Candidate+for+the+science+education+position%2C+Elizabeth+de+los+Santos%2C+presents+a+colloquium+to+Sonya+Williams%2C+left%2C+and+Denise+Morgan+on+Next+Generation+Science+Standards+on+Thursday%2C+Jan.+19%2C+2017.

Candidate for the science education position, Elizabeth de los Santos, presents a colloquium to Sonya Williams, left, and Denise Morgan on Next Generation Science Standards on Thursday, Jan. 19, 2017.

Hannah Wagner

Kent State’s College of Education, Health and Human Services interviewed the final three candidates this week to fill the science education position.

Of the candidates, comprised of Shannon Navy, Elizabeth De los Santos and Jared Allen, the individual hired will begin in August.

Lisa Borgerding, science education committee chair, said this tenure-track faculty position will teach science education courses, write science education grants, work on professional development with schools and teachers and conduct science education research.

“Each candidate was here for two-and-a-half days,” Borgerding said. “They each did a research presentation, a teaching presentation and met with people around Kent — like the dean, graduate students and other faculty members.”

In the four years Borgerding has served as the chair of the science education search committee, she said this is the most talented pool of candidates she has seen.

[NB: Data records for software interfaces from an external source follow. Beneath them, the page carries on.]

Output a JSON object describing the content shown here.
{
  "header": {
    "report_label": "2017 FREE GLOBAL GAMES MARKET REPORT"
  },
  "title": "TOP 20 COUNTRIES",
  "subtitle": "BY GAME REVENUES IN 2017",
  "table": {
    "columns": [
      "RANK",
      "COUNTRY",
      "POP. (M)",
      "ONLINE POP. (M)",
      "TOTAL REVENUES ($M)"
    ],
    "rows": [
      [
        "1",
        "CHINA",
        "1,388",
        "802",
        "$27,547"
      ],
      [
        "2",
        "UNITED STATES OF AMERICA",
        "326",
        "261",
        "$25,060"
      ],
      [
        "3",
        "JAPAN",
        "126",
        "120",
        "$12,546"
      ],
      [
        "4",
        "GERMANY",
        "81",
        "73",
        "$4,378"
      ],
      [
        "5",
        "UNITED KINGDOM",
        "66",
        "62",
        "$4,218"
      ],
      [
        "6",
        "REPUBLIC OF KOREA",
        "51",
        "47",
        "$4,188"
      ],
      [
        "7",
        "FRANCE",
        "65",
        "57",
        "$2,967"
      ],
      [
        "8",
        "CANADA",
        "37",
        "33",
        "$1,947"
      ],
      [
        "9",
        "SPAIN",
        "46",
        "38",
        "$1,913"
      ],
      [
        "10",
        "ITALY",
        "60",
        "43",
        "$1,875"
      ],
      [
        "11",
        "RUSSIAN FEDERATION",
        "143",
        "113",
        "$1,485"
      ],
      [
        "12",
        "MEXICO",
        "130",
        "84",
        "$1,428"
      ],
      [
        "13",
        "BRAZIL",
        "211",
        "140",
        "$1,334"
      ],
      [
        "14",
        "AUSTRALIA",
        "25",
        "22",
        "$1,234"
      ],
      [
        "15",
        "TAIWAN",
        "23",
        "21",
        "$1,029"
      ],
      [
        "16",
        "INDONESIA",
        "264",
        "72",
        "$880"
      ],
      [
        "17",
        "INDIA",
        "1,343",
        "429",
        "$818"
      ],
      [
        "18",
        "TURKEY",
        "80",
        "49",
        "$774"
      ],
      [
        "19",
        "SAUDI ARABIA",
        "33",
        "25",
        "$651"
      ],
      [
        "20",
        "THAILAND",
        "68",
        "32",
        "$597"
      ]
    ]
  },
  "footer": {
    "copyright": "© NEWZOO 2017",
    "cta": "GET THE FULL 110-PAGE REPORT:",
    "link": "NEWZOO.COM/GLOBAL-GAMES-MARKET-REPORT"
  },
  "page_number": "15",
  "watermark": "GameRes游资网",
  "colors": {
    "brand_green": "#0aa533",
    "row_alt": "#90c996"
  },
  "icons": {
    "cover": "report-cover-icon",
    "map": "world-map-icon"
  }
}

The committee narrowed down more than 45 applicants to the top three, Borgerding said after getting approval from the director and dean of EHHS.

“Every time we hire somebody, they bring their experience and their passion in their area of interest,” Borgerding said. “It provides new opportunities for our graduate and undergraduate students to get involved in new projects.”

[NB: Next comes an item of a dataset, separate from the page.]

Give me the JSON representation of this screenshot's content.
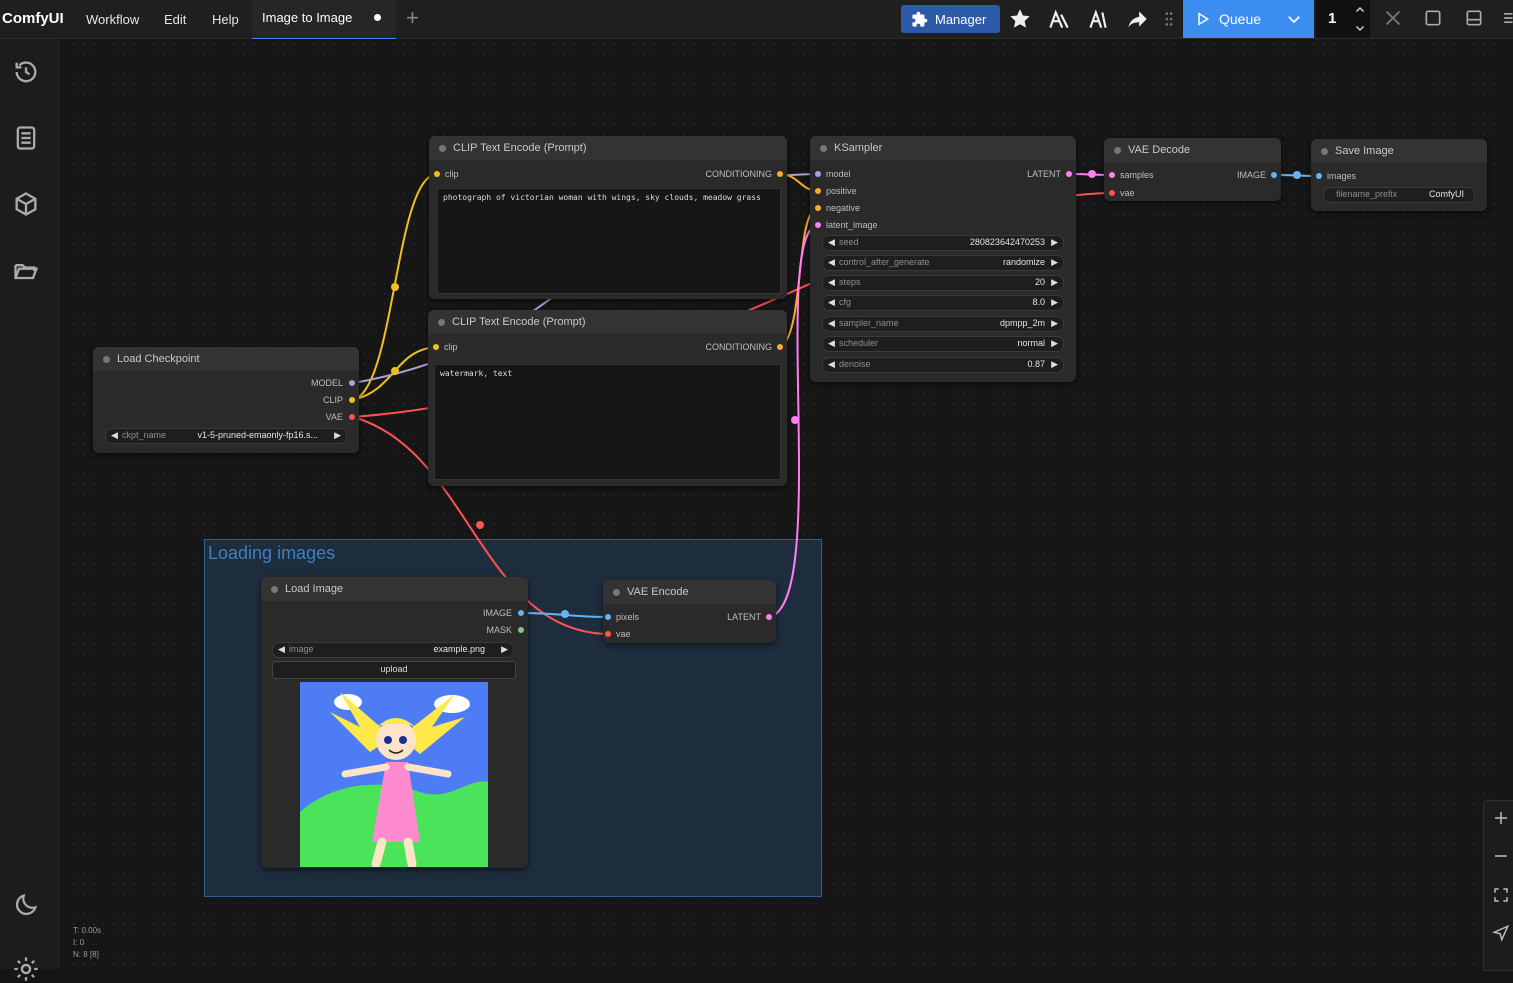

The search committee’s main focus now is to give the director and dean of EHHS their feedback on each candidate’s strengths and weaknesses, as well as their recommendation for who is best fit for the position, Borgerding said.

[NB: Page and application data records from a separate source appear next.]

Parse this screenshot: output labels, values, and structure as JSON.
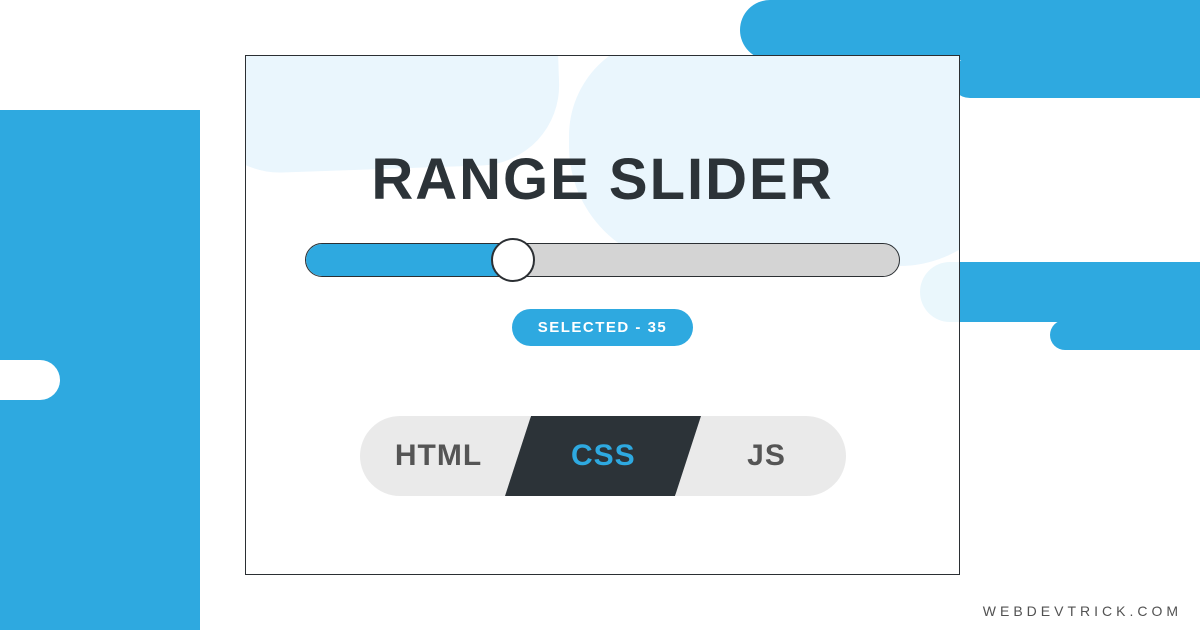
{
  "title": "RANGE SLIDER",
  "slider": {
    "value": 35,
    "min": 0,
    "max": 100,
    "selected_label": "SELECTED - 35"
  },
  "tabs": {
    "left": "HTML",
    "mid": "CSS",
    "right": "JS",
    "active": "CSS"
  },
  "site_label": "WEBDEVTRICK.COM",
  "colors": {
    "accent": "#2ea9e0",
    "dark": "#2c3338",
    "track_bg": "#d4d4d4",
    "light_blob": "#eaf6fd"
  }
}
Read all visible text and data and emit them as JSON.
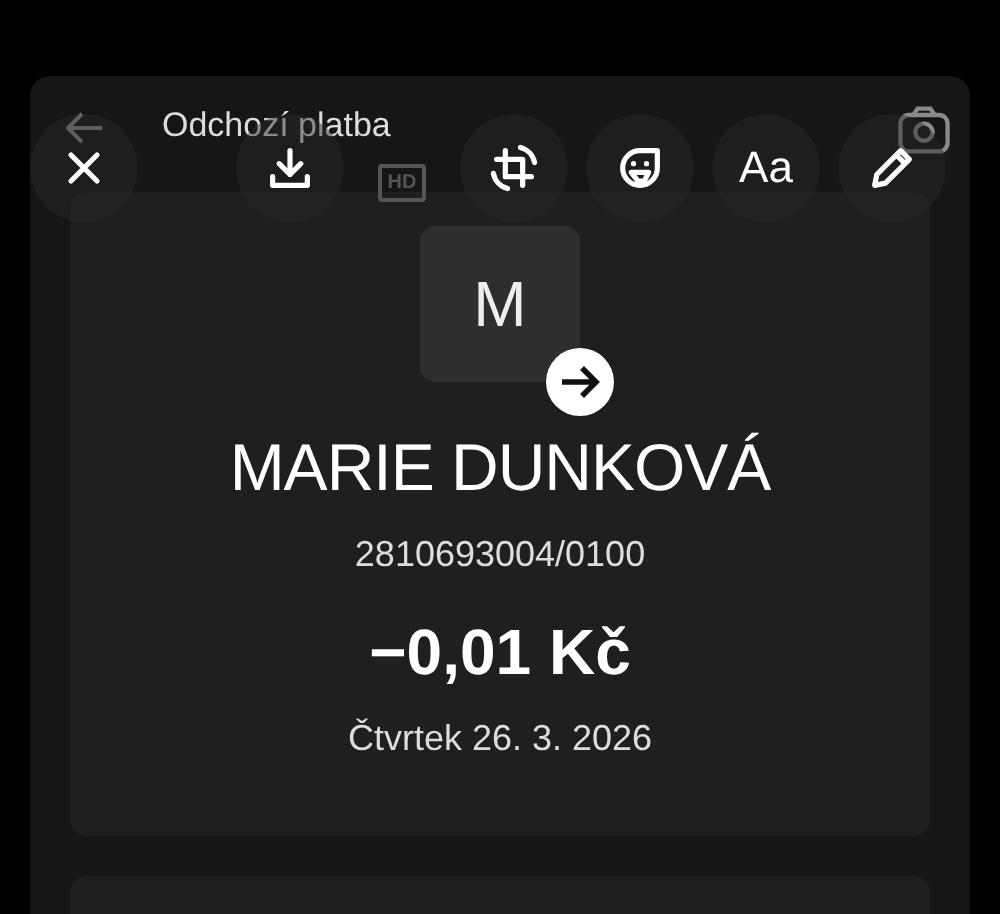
{
  "header": {
    "title": "Odchozí platba"
  },
  "editor_tools": [
    {
      "kind": "close"
    },
    {
      "kind": "download"
    },
    {
      "kind": "hd",
      "label": "HD"
    },
    {
      "kind": "rotate"
    },
    {
      "kind": "sticker"
    },
    {
      "kind": "text",
      "label": "Aa"
    },
    {
      "kind": "draw"
    }
  ],
  "payment": {
    "avatar_letter": "M",
    "name": "MARIE DUNKOVÁ",
    "account": "2810693004/0100",
    "amount": "−0,01 Kč",
    "date": "Čtvrtek 26. 3. 2026"
  }
}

Daniel Nilsson, director of Academic Diversity Outreach and Development, said he tries to go to as many candidate interviews as possible to show his support for the college.

“These are the people that are going to be teaching the students that I work with,” he said.

Nilsson thinks the new science education faculty member should be someone who can stay updated with what is new and relevant in science.

“It’s one thing to teach science; it’s another thing to teach others how to teach it,” Nilsson said.

De los Santos, who is currently completing her doctorate in curriculum, instruction and teacher education at Michigan State University, spoke about how she would like to further her research in Next Generation Science Standards through her potential employment at Kent State.

“With Next Generation Science Standards, we are proposing that students not only learn content or the core ideas, but that they are also engaging in scientific and engineering practices,” she said. “They’re doing science in a meaningful way.”

The three other candidates prepared a science colloquium to present in front of the search committee, as well as faculty and students on a research topic of the candidate’s interest.

“I was excited to hear how they were doing research on not only the subject matter of science, but how to help others be good at it,” Nilsson said.

Borgerding said her goal is to fill the science education position within the next three to four weeks.

Hannah Wagner is the education, health and human services reporter. Contact her at [email protected]